“The world is moving on, we’re moving forward, we’re not as narrow-minded as we once were. Hopefully the Scottish FA can take that into account and let me get on with my job.”

He continued: “For the prison and court system to work, there has got to be a rehabilitation process. How do people get back into society? Do you want people falling into a vicious circle and reoffending?

“There’s a lot of employers out there, big employers, who are making statements about bringing reoffenders back into the workplace. If Scottish football is serious about being open-minded, rehabilitation should seriously be considered in that.”

Martindale won his first eight matches in charge of Livingston and has followed those victories up with two back to back draws against Celtic. It’s an incredible start to managerial life, going ten games without defeat.

His story is quite remarkable:

Martindale was a youth player with Rangers and Motherwell but by his own admission did not apply himself to make the most of his talents. Instead, his profession focused on business interests in the hospitality sector, but after a pub he owned went on fire without insurance cover he also became heavily involved in organised crime. He was arrested in April 2004 following a police operation and while awaiting trial, he enrolled at Heriot-Watt University to undertake a degree in construction project management.

Martindale was imprisoned in November 2006, serving four years (and also having around £100,000-worth of assets seized as proceeds of crime), then he completed his degree following his release.

In 2014, while employed in the construction industry, Martindale became involved with local professional club Livingston as a part-time volunteer, based on personal recommendations and following appropriate background checks. With his work initially consisting of basic training duties and ground maintenance – the club’s poor financial state at the time meant they were in need of assistance at minimal cost. His appointment was scrutinised in local press, but he gradually became more involved in coaching and recruitment during Mark Burchill’s spell as manager, and also began to study the subject formally, obtaining his UEFA B License via the Irish Football Association due to them being more accommodating to applicants with convictions than their Scottish counterparts.

Martindale was appointed assistant manager of Livingston when David Hopkin became manager in January 2016, and when Hopkin departed in May 2018 after leading the club to successive promotions from Scottish League One to the Scottish Premiership, he took temporary charge of the team. He was offered the manager’s job in the summer but turned it down due to concerns of bringing embarrassment to the club in relation to his past. Kenny Miller took the job and resigned soon after, handing the baton to Gary Holt, who kept Martindale on the staff and handed him increased responsibilities as head of football operations.

After keeping Livi in the top flight for two seasons, Holt departed a couple of months ago, and Martindale finally took the reins.

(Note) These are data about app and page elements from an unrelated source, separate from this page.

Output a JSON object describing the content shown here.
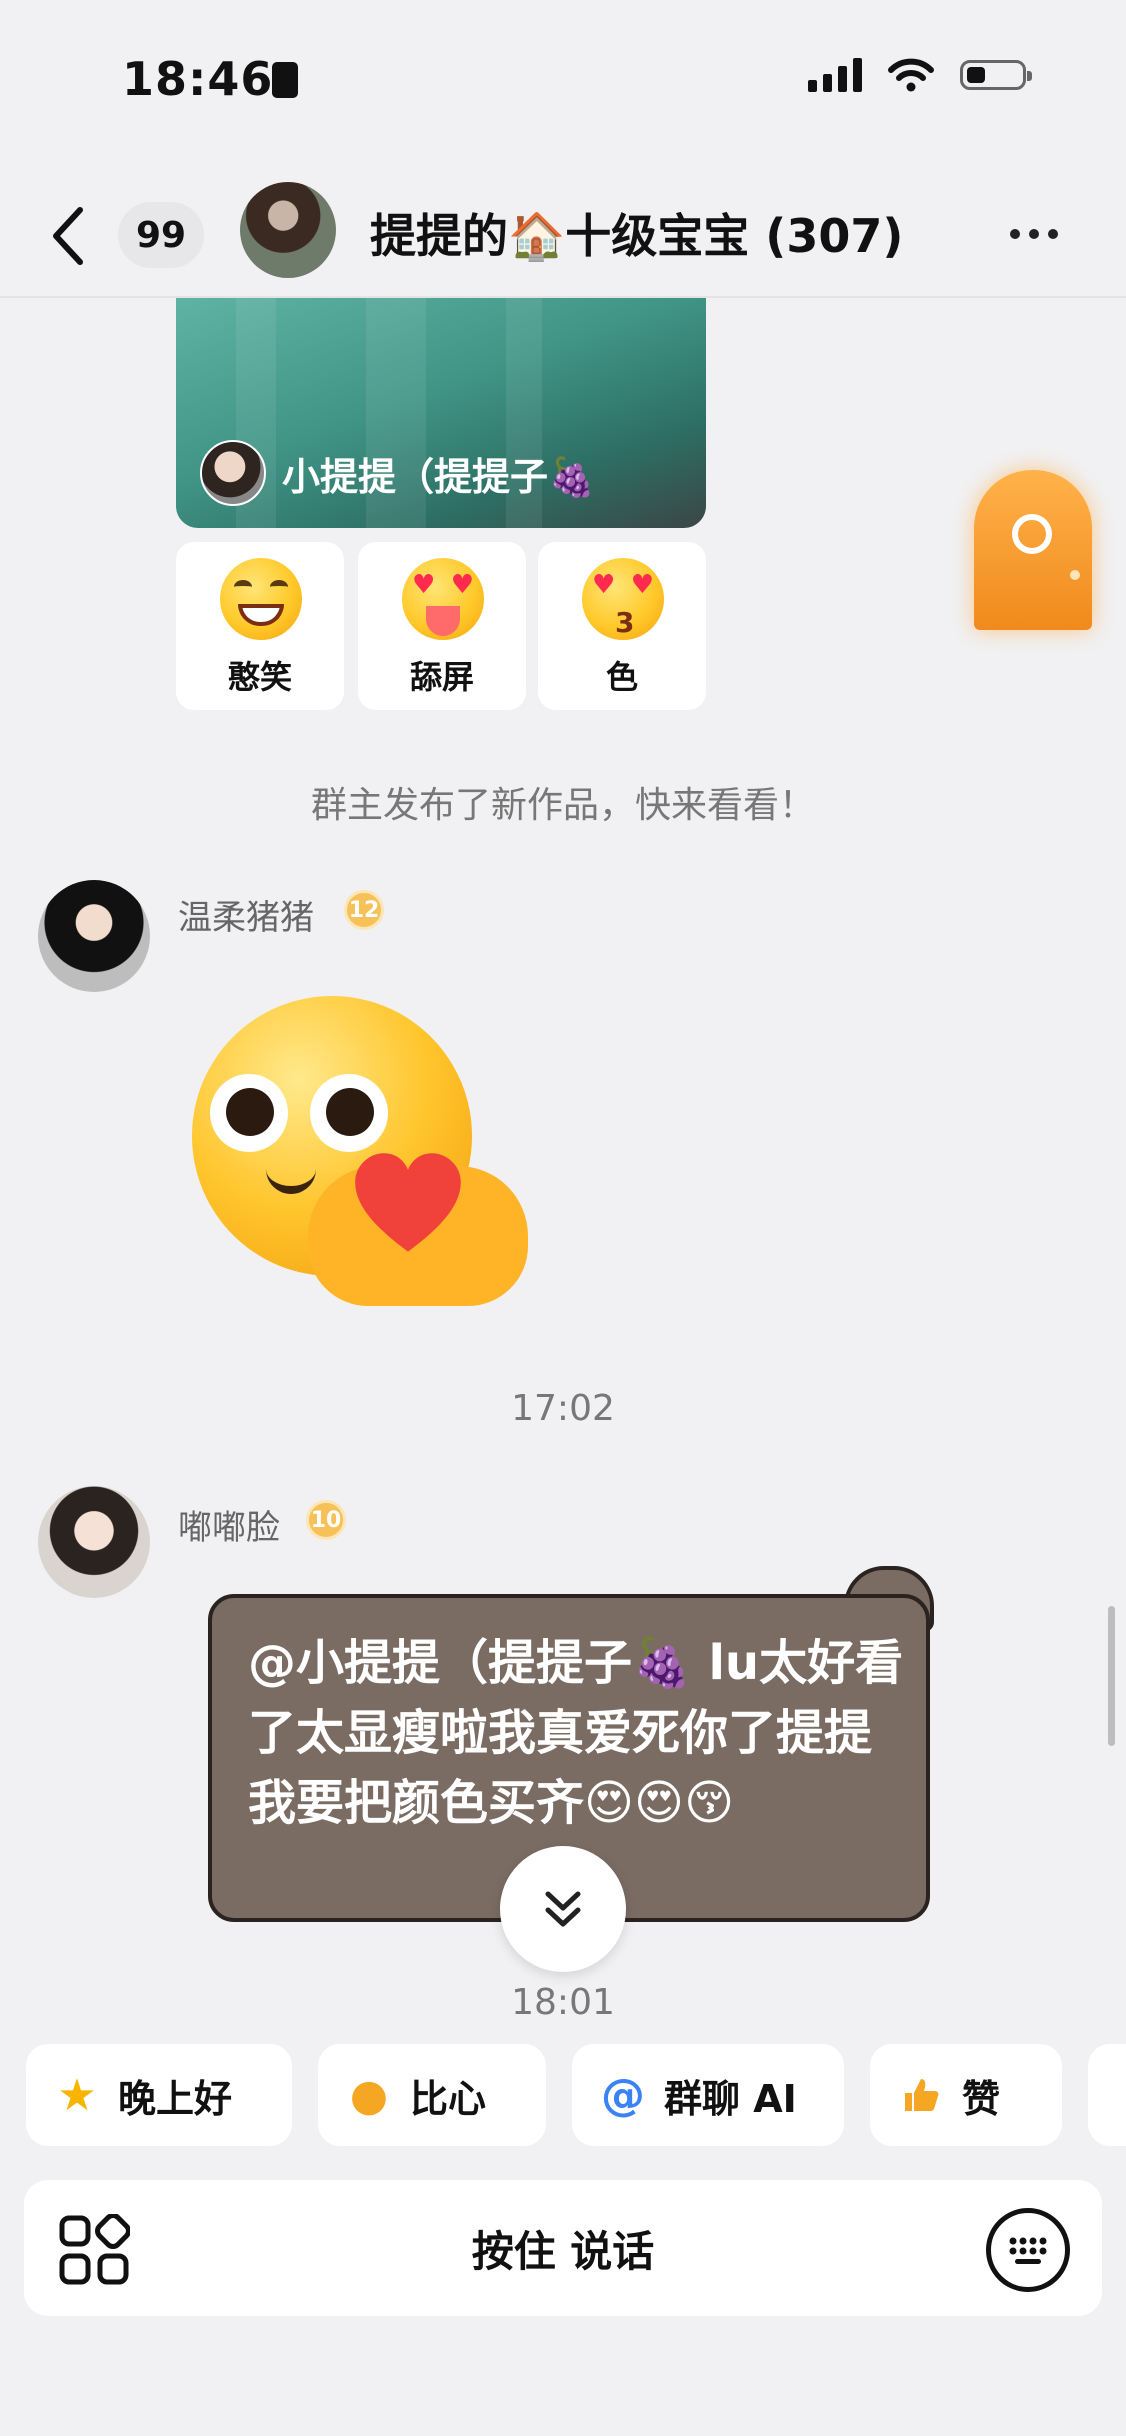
{
  "status_bar": {
    "time": "18:46"
  },
  "nav": {
    "unread_count": "99",
    "title": "提提的🏠十级宝宝 (307)"
  },
  "post": {
    "author": "小提提（提提子🍇",
    "reactions": [
      {
        "label": "憨笑",
        "icon": "grin-emoji-icon"
      },
      {
        "label": "舔屏",
        "icon": "heart-eyes-tongue-emoji-icon"
      },
      {
        "label": "色",
        "icon": "heart-eyes-kiss-emoji-icon"
      }
    ]
  },
  "notice": "群主发布了新作品，快来看看！",
  "messages": [
    {
      "sender": "温柔猪猪",
      "level": "12",
      "type": "sticker",
      "sticker": "heart-hands-emoji"
    },
    {
      "time": "17:02"
    },
    {
      "sender": "嘟嘟脸",
      "level": "10",
      "type": "text",
      "text": "@小提提（提提子🍇 lu太好看了太显瘦啦我真爱死你了提提 我要把颜色买齐😍😍😚"
    },
    {
      "time": "18:01"
    }
  ],
  "quick_replies": [
    {
      "label": "晚上好",
      "icon": "star-face-icon"
    },
    {
      "label": "比心",
      "icon": "finger-heart-icon"
    },
    {
      "label": "群聊 AI",
      "icon": "at-sign-icon"
    },
    {
      "label": "赞",
      "icon": "thumbs-up-icon"
    }
  ],
  "input": {
    "hold_to_talk": "按住 说话"
  },
  "colors": {
    "bubble": "#7a6b63",
    "background": "#f1f1f3",
    "accent_blue": "#3b82f6"
  }
}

It is hoped that Livingston’s new boss, who is doing a superb job, is handed a second chance by the SFA panel. He donated his Manager of the Month trophy to a local mental health charity two days ago, and such a gesture shows that he is likely in a better place these days.

More Stories David Martindale Gary Holt Kenny Miller